Wisdom asks “So how was the ride home?”
Often, as we have had opportunities to help couples with challenges in their marriages we have observed unresolved issues from the past which continue to cause troubling relational dynamics in the present. Our marriage counseling sessions would always begin and end with prayer, and were filled with applications of the Scriptures as they related to real life challenges the couples faced.
When one person hurts another we have learned the importance of verbalized apologies. Real apologies. Ones that do not contain the words “but” or “because” or “I’m sorry if you feel like I…” or anything else that deflects personal responsibility. For a real apology merely focuses on taking personal responsibility for something that hurt or wronged another.
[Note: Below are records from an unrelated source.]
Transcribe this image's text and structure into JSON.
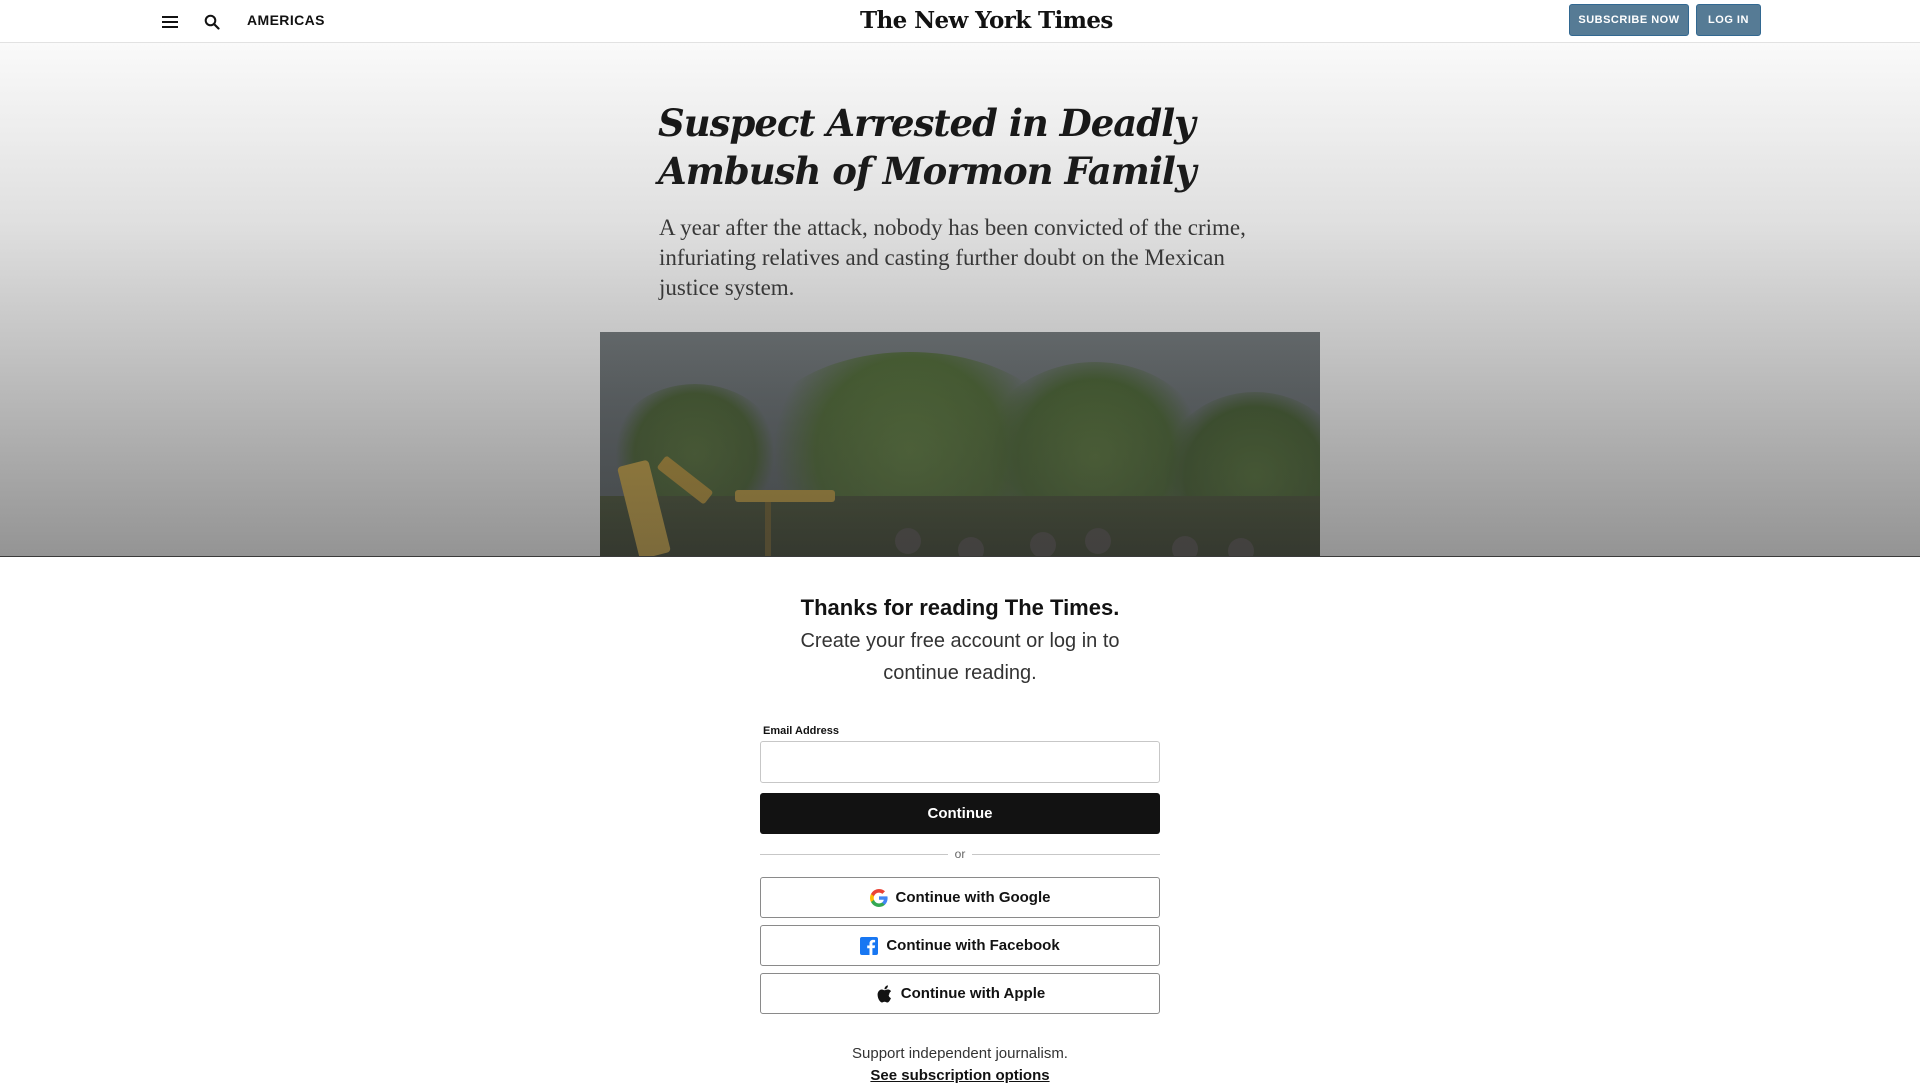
{
  "header": {
    "section_label": "AMERICAS",
    "logo_text": "The New York Times",
    "subscribe_label": "SUBSCRIBE NOW",
    "login_label": "LOG IN",
    "menu_icon": "hamburger-menu-icon",
    "search_icon": "search-icon"
  },
  "article": {
    "headline": "Suspect Arrested in Deadly Ambush of Mormon Family",
    "summary": "A year after the attack, nobody has been convicted of the crime, infuriating relatives and casting further doubt on the Mexican justice system."
  },
  "gateway": {
    "title": "Thanks for reading The Times.",
    "subtitle": "Create your free account or log in to continue reading.",
    "email_label": "Email Address",
    "email_value": "",
    "continue_label": "Continue",
    "divider_text": "or",
    "google_label": "Continue with Google",
    "facebook_label": "Continue with Facebook",
    "apple_label": "Continue with Apple",
    "support_text": "Support independent journalism.",
    "subscription_link": "See subscription options"
  },
  "colors": {
    "subscribe_bg": "#567b95",
    "continue_bg": "#121212",
    "facebook_blue": "#1877f2"
  }
}
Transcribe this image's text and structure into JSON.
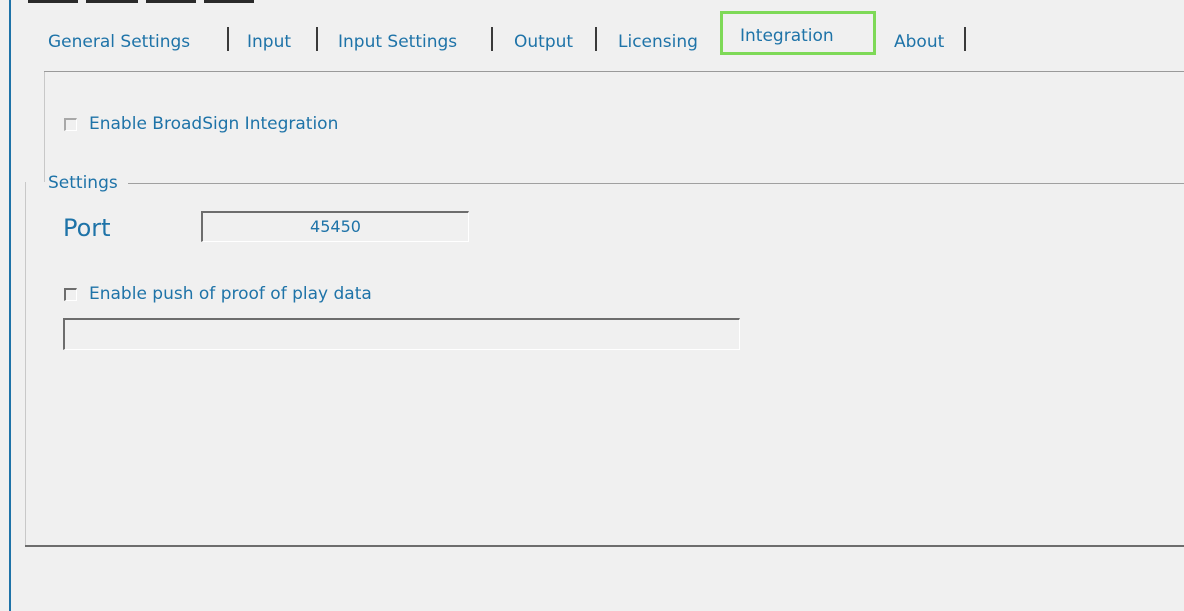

We have learned that it’s not only important for one who has hurt another to apologize, but it is also important for the hurt person to verbally state, “I forgive you.” Resolution is key. Otherwise, feelings fester and turn into bitterness.
When apologies and forgiveness happen the way God intends for them to happen spirits are refreshed. Often in these sessions, tears of relief and reconciliation were enjoyed by the couples and by us.
However, wisdom knows that reconciliation is deeper than words and must penetrate the heart in order to truly overcome harmful dynamics. Over and over, as we would meet couples for follow-up sessions, Wyndham would wisely ask the question,
“So how was the ride home after the last session?”
The ride home often tells the story. Anger, “I can’t believe you said….,” or silence showed that the “reconciliation” was mere words—not from deep in the heart. Luke 6:45 tells us that our words expose our hearts.
The good man brings good things out of the good stored up in his heart, and the evil man brings evil things out of the evil stored up in his heart. For out of the overflow of his heart his mouth speaks.
It’s the ride home, it’s what we say to ourselves or to a spouse or friend that shows whether we are really resolved, or whether we have just said what we think was expected of us, or what would make the conversation end.
The ride home is what really matters. Repentance and forgiveness begin in the heart. Then, the right words follow. Next time you attempt to reconcile a relationship use God’s wisdom to search your heart and ask—So how is my ride home?